And yet no one is more conscious of these feelings than Cardinal Conway himself. He answers Father Watson's charges in this way: "I am quite certain that the view would only be held by a very small minority of priests. In fact I think it is a view which doesn't make sense. It implies that one or other side in this conflict is all black or all white. Life is never as simple as that. One of the duties of the bishops is to condemn injustice wherever they find it, on whatever side, and this they have done. This tends to alienate all kinds of extremists. This is always the penalty for proclaiming the truth." And on the question of whether he is simply being over-cautious: "One must never qualify one's principles for reasons of expediency. The actual expression of one's views has to be worded in such a way as to give the least possible occasion for misunderstand' ing or distortion — an almost impossible task, I may say, in a situation of tension. In a New Year's message to Mr Fault(' ner, Mr Maudling, the Home Secretary, said he hoped 1972 would bring agreeme1! on an active, permanent and guarantee° role for both majority and minority cony munities in the life and public affairs ef Northern Ireland. "It will be a year that calls for statesmanship from all leadia people in Northern Ireland — politicians; Church leaders, leaders in every field 0,1 public life." When consultations on this level finally take place, it will be priests like Father Murphy and Father Brady, botb highly involved and respected by the CO olic community, who will have an imPdr tant part to play. Just as they were pre' pared to speak out about their feelings ?II the situation, so they are deeply coman,e., ted to finding a solution. Canon MullallY thinks the first step will have to be fron! Westminster laying it on the line. Alf Father Watson: "I don't believe theres anything sacred about territory, but I cerely believe that there'll never be ani lasting peace, and we'll never get rid of the neurosis in this community, until we have a United Ireland."

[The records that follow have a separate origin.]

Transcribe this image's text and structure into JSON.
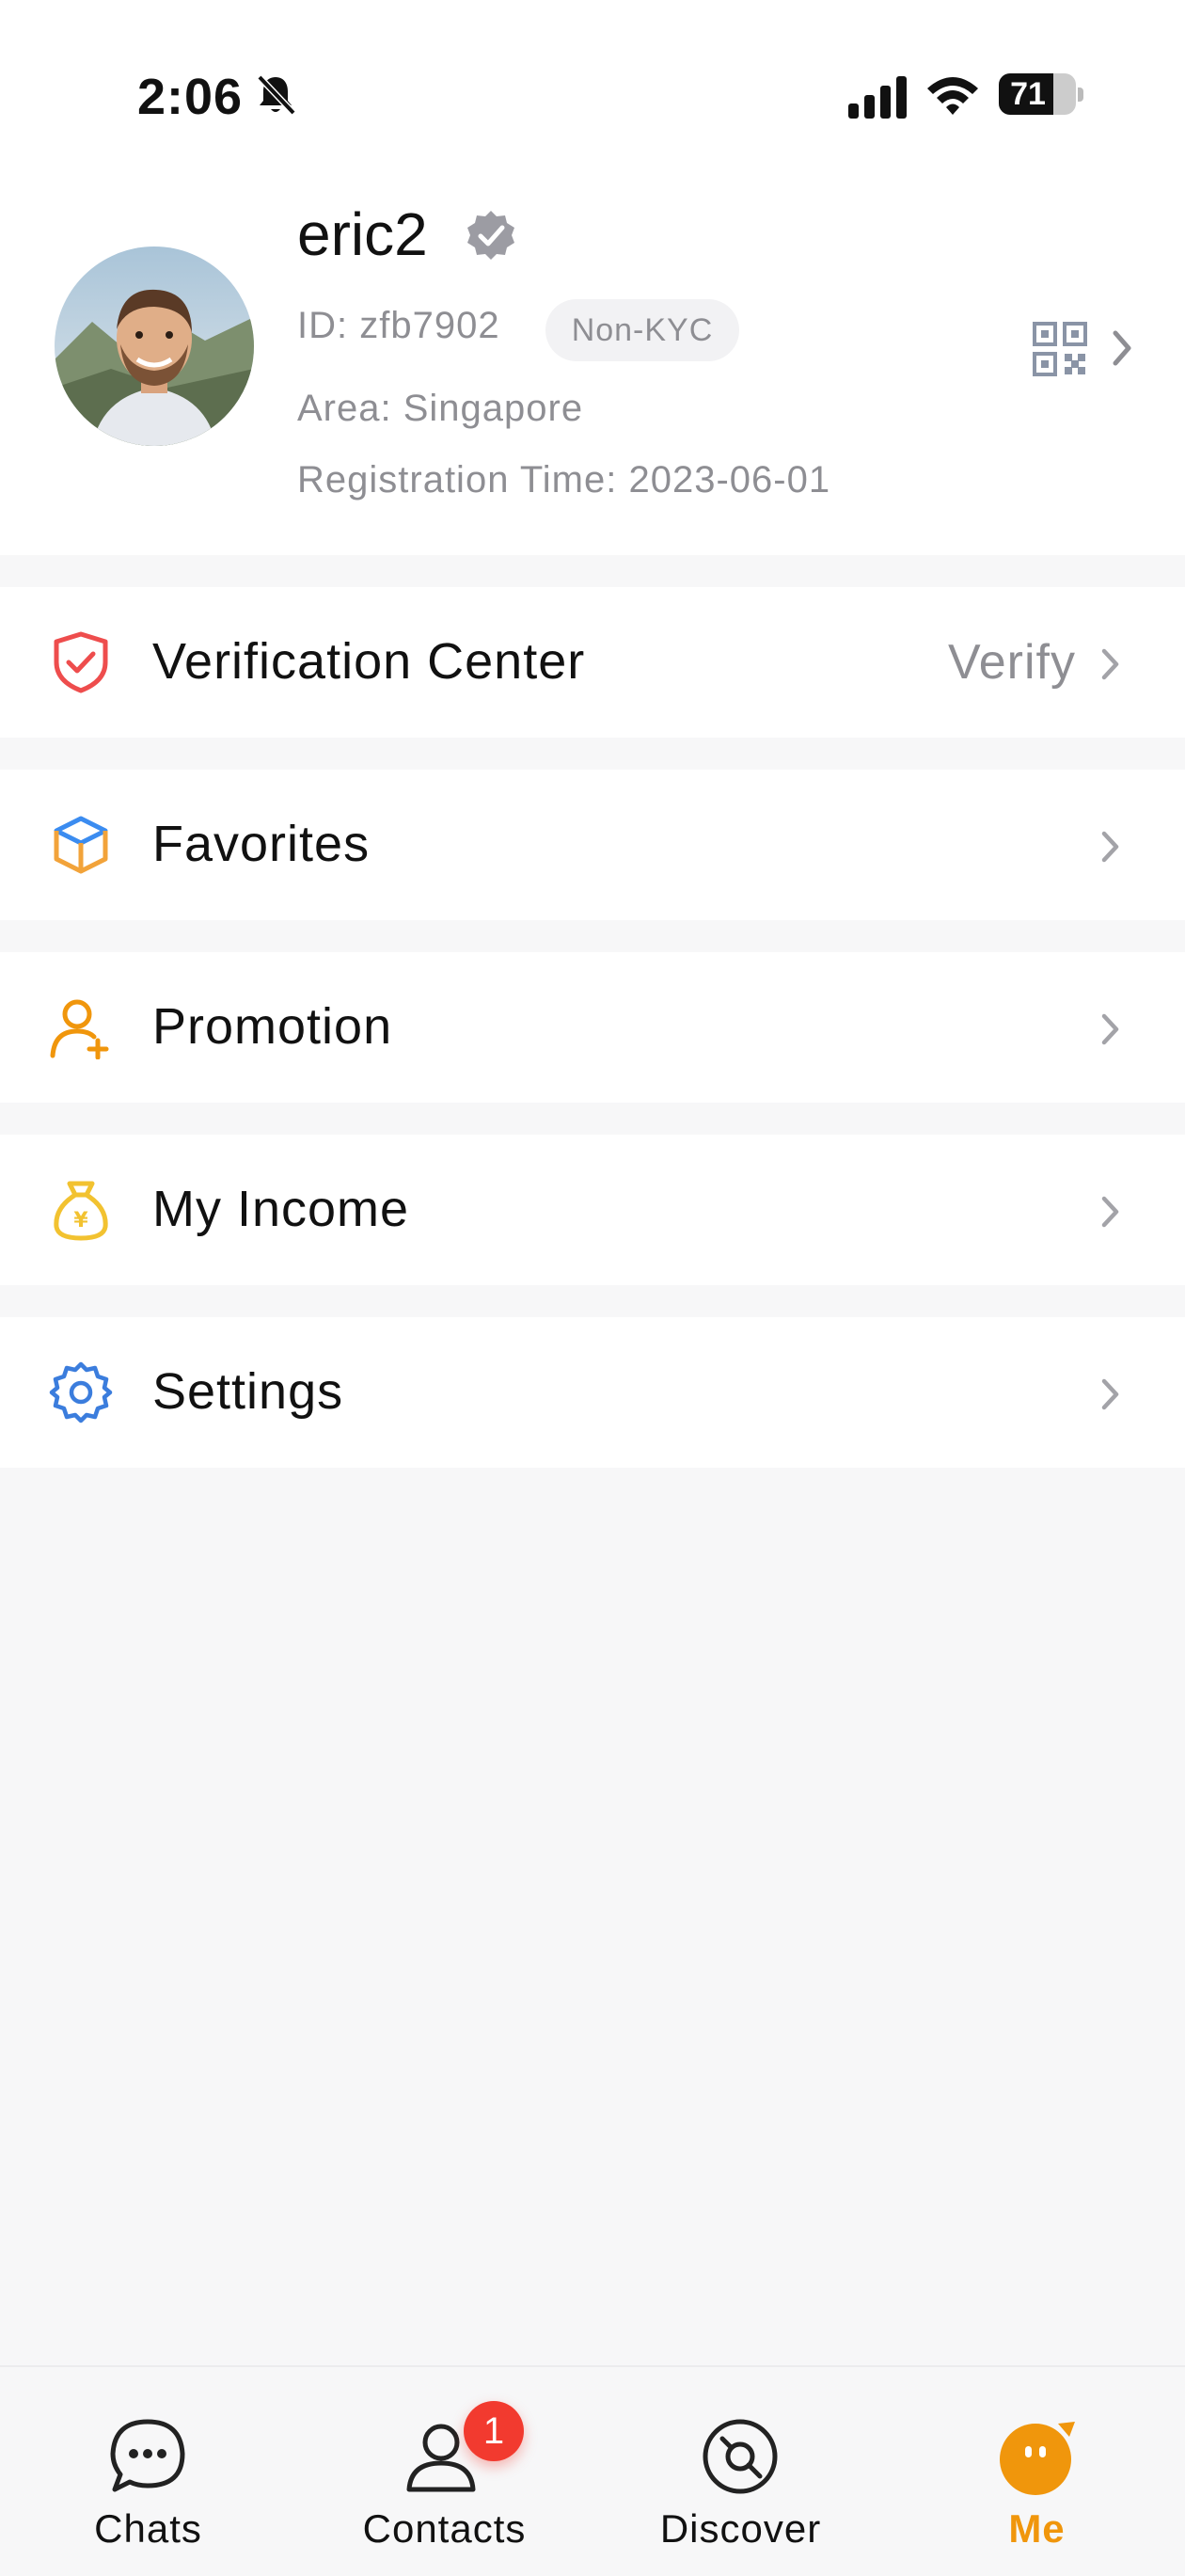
{
  "status_bar": {
    "time": "2:06",
    "battery_level": "71",
    "icons": [
      "bell-slash-icon",
      "signal-icon",
      "wifi-icon",
      "battery-icon"
    ]
  },
  "profile": {
    "username": "eric2",
    "user_id": "ID: zfb7902",
    "kyc_status": "Non-KYC",
    "area": "Area: Singapore",
    "registration": "Registration Time: 2023-06-01",
    "icons": [
      "verified-icon",
      "qr-code-icon",
      "chevron-right-icon"
    ]
  },
  "menu": {
    "items": [
      {
        "label": "Verification Center",
        "value": "Verify",
        "icon": "shield-check-icon"
      },
      {
        "label": "Favorites",
        "value": "",
        "icon": "cube-icon"
      },
      {
        "label": "Promotion",
        "value": "",
        "icon": "user-add-icon"
      },
      {
        "label": "My Income",
        "value": "",
        "icon": "money-bag-icon"
      },
      {
        "label": "Settings",
        "value": "",
        "icon": "gear-icon"
      }
    ]
  },
  "tab_bar": {
    "tabs": [
      {
        "label": "Chats",
        "icon": "chat-bubble-icon",
        "active": false
      },
      {
        "label": "Contacts",
        "icon": "contacts-icon",
        "active": false,
        "badge": "1"
      },
      {
        "label": "Discover",
        "icon": "compass-icon",
        "active": false
      },
      {
        "label": "Me",
        "icon": "me-icon",
        "active": true
      }
    ]
  },
  "colors": {
    "accent": "#F0960C",
    "badge": "#F23A2F",
    "secondary_text": "#8E8E93",
    "background": "#F7F7F8"
  }
}
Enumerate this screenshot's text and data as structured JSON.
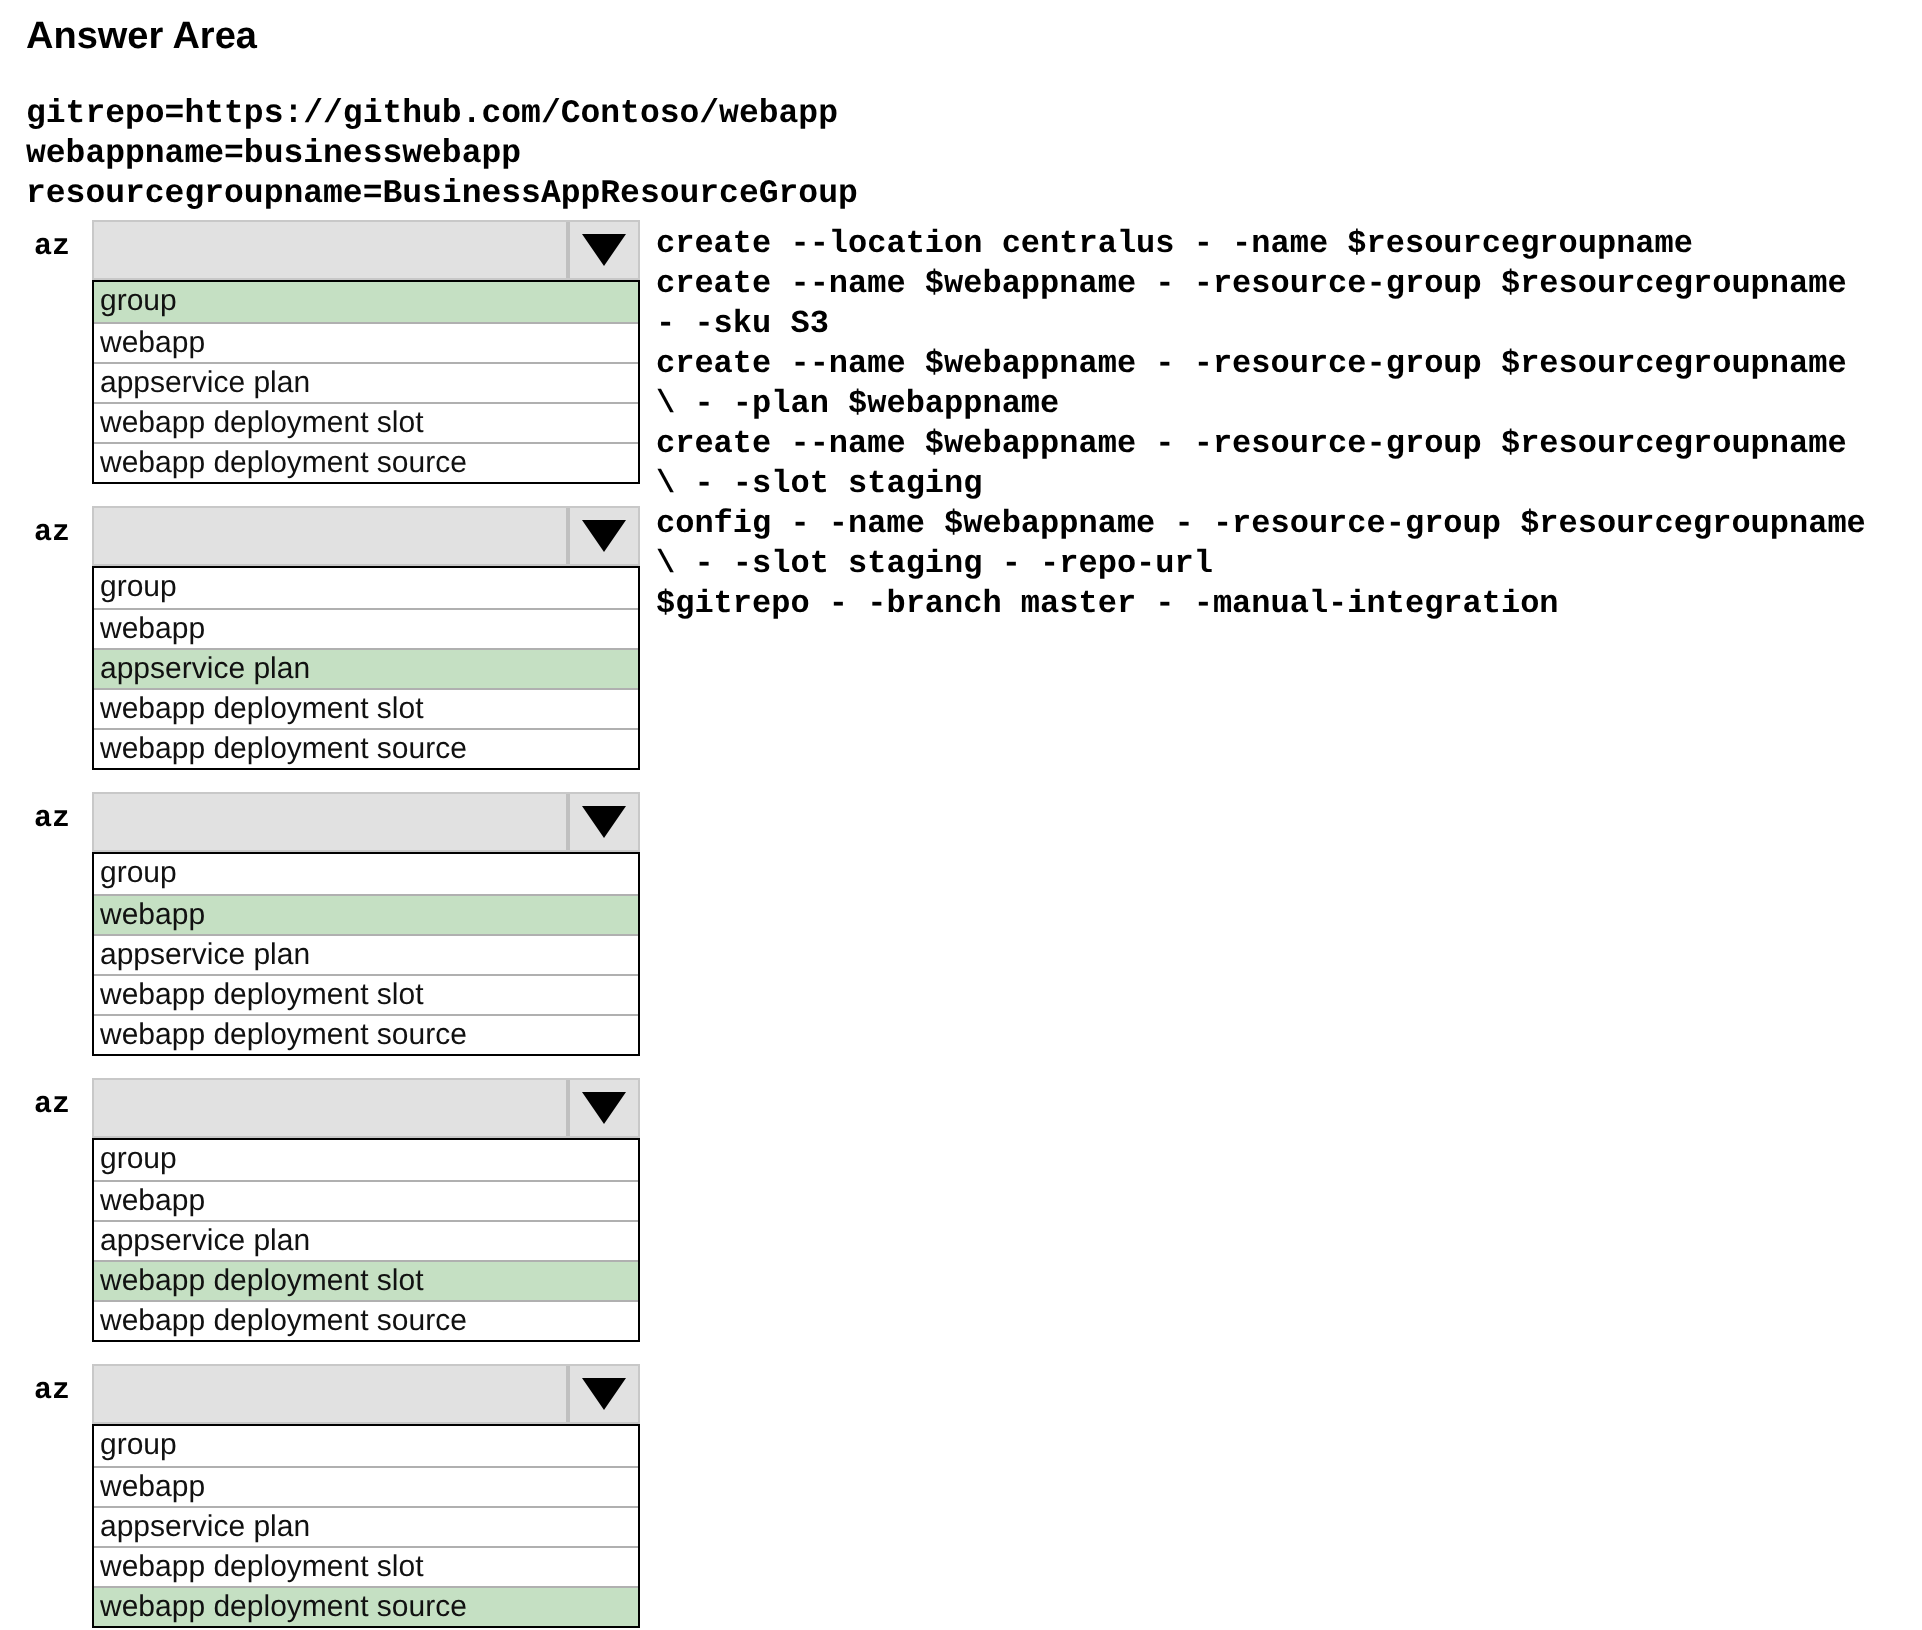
{
  "title": "Answer Area",
  "variables": [
    "gitrepo=https://github.com/Contoso/webapp",
    "webappname=businesswebapp",
    "resourcegroupname=BusinessAppResourceGroup"
  ],
  "dropdowns": [
    {
      "prefix": "az",
      "options": [
        {
          "label": "group",
          "selected": true
        },
        {
          "label": "webapp",
          "selected": false
        },
        {
          "label": "appservice plan",
          "selected": false
        },
        {
          "label": "webapp deployment slot",
          "selected": false
        },
        {
          "label": "webapp deployment source",
          "selected": false
        }
      ]
    },
    {
      "prefix": "az",
      "options": [
        {
          "label": "group",
          "selected": false
        },
        {
          "label": "webapp",
          "selected": false
        },
        {
          "label": "appservice plan",
          "selected": true
        },
        {
          "label": "webapp deployment slot",
          "selected": false
        },
        {
          "label": "webapp deployment source",
          "selected": false
        }
      ]
    },
    {
      "prefix": "az",
      "options": [
        {
          "label": "group",
          "selected": false
        },
        {
          "label": "webapp",
          "selected": true
        },
        {
          "label": "appservice plan",
          "selected": false
        },
        {
          "label": "webapp deployment slot",
          "selected": false
        },
        {
          "label": "webapp deployment source",
          "selected": false
        }
      ]
    },
    {
      "prefix": "az",
      "options": [
        {
          "label": "group",
          "selected": false
        },
        {
          "label": "webapp",
          "selected": false
        },
        {
          "label": "appservice plan",
          "selected": false
        },
        {
          "label": "webapp deployment slot",
          "selected": true
        },
        {
          "label": "webapp deployment source",
          "selected": false
        }
      ]
    },
    {
      "prefix": "az",
      "options": [
        {
          "label": "group",
          "selected": false
        },
        {
          "label": "webapp",
          "selected": false
        },
        {
          "label": "appservice plan",
          "selected": false
        },
        {
          "label": "webapp deployment slot",
          "selected": false
        },
        {
          "label": "webapp deployment source",
          "selected": true
        }
      ]
    }
  ],
  "code_lines": [
    "create --location centralus - -name $resourcegroupname",
    "create --name $webappname - -resource-group $resourcegroupname",
    "- -sku S3",
    "create --name $webappname - -resource-group $resourcegroupname",
    "\\ - -plan $webappname",
    "create --name $webappname - -resource-group $resourcegroupname",
    "\\ - -slot staging",
    "config - -name $webappname - -resource-group $resourcegroupname",
    "\\ - -slot staging - -repo-url",
    "$gitrepo - -branch master - -manual-integration"
  ]
}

However, just as the Catholic priests ate committed to political change, the Protestant clergy are committed to suP,' porting the status quo. The follovvint statements from Protestant ministers reflect the basic differences in outlook be tween the two communities and the difficUlties that will arise when the r.0 sides confront each other in future Co sultations: "I personally am not convine,', that there has been fifty years of misrule' if it has appeared impossible for the Mill; ority to rule, well, it's simply becaUS",, democracy works in that particular waY', says the Reverend Charles Eyre, minisre,' at the Methodist Carlisle Memorial Churer which dominates the notorious Carlisle Circus in Belfast. "They're always talkil about being second class citizens. Weil right up until the second Vatican Colin°, in 1960, we Protestants were described 1// the Catholics as second class citizens we weren't recognised as Christians at all', And on the question of finding cornui4 ground with the Catholic community: " believe certain things, they belielff something else. We wish to bring up otti children within this belief, but they saY there's a mixed marriage, our childre' must come over to their way of thinloll We can't turn round to our people and te them to love all Roman Catholics." The Reverend John Girvan, Presbyterlere Minister at the Emmanuel Church off .thie Shankill Road, believes that the Bit instructs us to accept the powers that iro and thinks that the way out is through deeper knowledge of God. "In 1921-4,: there was a time of revival in religion. Belfast. There were men converted Wits revolvers in their pockets and there WO, turning of the tide. In 1969 the soldlei; were on our streets and there was anothel revival. I think when man is at his V.se tremity, it's God's opportunity." P,,,1 paused, then: " D'you know, there's awful lot of people that don't believe God any more."